All-Natural Thousand Island Dressing

– 1/2 c. mayonnaise (there are name brands now that give you all-natural — I prefer the taste, but you can also try Vegenaise or whatever you’re into)
– 2 Tbs. ketchup (I use organic)
– 1 Tbs. white vinegar (or extra juice from the relish)
– 2 tsp. turbinado sugar or agave nectar (or white sugar, if you’re into that…not judging ;-D)
– 2 -4 tsp. sweet pickle relish, to taste (I’m such a pickle fiend that I’m considering growing cukes just for this purpose next year — but, for now, I bought organic)
– 1 tsp. finely minced onion (whatever you want — I’ve used red onion every time, but the original recipe called for white)
– 1/8 tsp. salt (eyeball it)
– dash black pepper

Stir it all together and store it. It’s better the longer it sits.

I know that there are a lot of people (such as my dear, sweet, better half) who despise the thought of this dressing, which is fine. But, I think I’ve always liked its subtle sweetness since childhood.

There are still others of you who are asking “Crap! How unhealthy is THAT?!” But, y’know what? I feel that we’re a part of the whole foods movement, so this is my gateway drug into the world of more natural living. There are a lot of pre-packaged or over-processed foods that we’re cutting off of our “we eat that” list.
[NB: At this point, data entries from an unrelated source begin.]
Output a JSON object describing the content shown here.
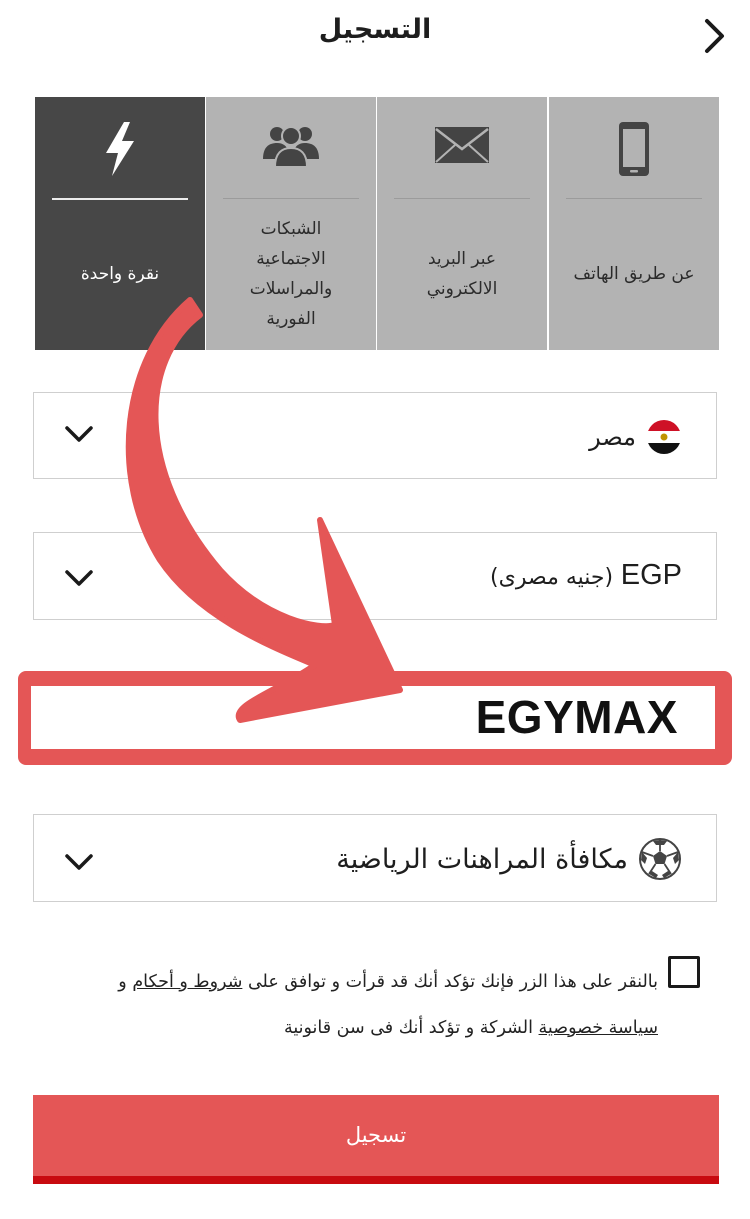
{
  "header": {
    "title": "التسجيل"
  },
  "methods": [
    {
      "label": "نقرة واحدة",
      "icon": "lightning-icon",
      "active": true
    },
    {
      "label": "الشبكات\nالاجتماعية\nوالمراسلات\nالفورية",
      "icon": "users-group-icon",
      "active": false
    },
    {
      "label": "عبر البريد\nالالكتروني",
      "icon": "envelope-icon",
      "active": false
    },
    {
      "label": "عن طريق الهاتف",
      "icon": "phone-icon",
      "active": false
    }
  ],
  "country_select": {
    "value": "مصر",
    "flag_icon": "egypt-flag-icon"
  },
  "currency_select": {
    "code": "EGP",
    "name": "(جنيه مصرى)"
  },
  "promo_code": {
    "value": "EGYMAX"
  },
  "bonus_select": {
    "value": "مكافأة المراهنات الرياضية",
    "icon": "soccer-ball-icon"
  },
  "terms": {
    "line1_prefix": "بالنقر على هذا الزر فإنك تؤكد أنك قد قرأت و توافق على",
    "terms_link": "شروط و أحكام",
    "line1_suffix": "و",
    "privacy_link": "سياسة خصوصية",
    "line2_suffix": "الشركة و تؤكد أنك فى سن قانونية"
  },
  "register_button": {
    "label": "تسجيل"
  },
  "colors": {
    "accent": "#e45656",
    "accent_dark": "#c80a10",
    "tile_active": "#474747",
    "tile": "#b3b3b3"
  }
}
So, if I want more wholesome eating and living, I’d rather know how the food I’m eating was prepared and that I used the best ingredients I could to make it.

Maybe someday we’ll be eating 100% naturally (we’re getting there, but not to THAT extreme yet), with nothing but raw milk and local fruits and veggies in our systems, but for the time being, I think we’re doing just fine. 🙂 And I’ve got my dressing, so I’m happy.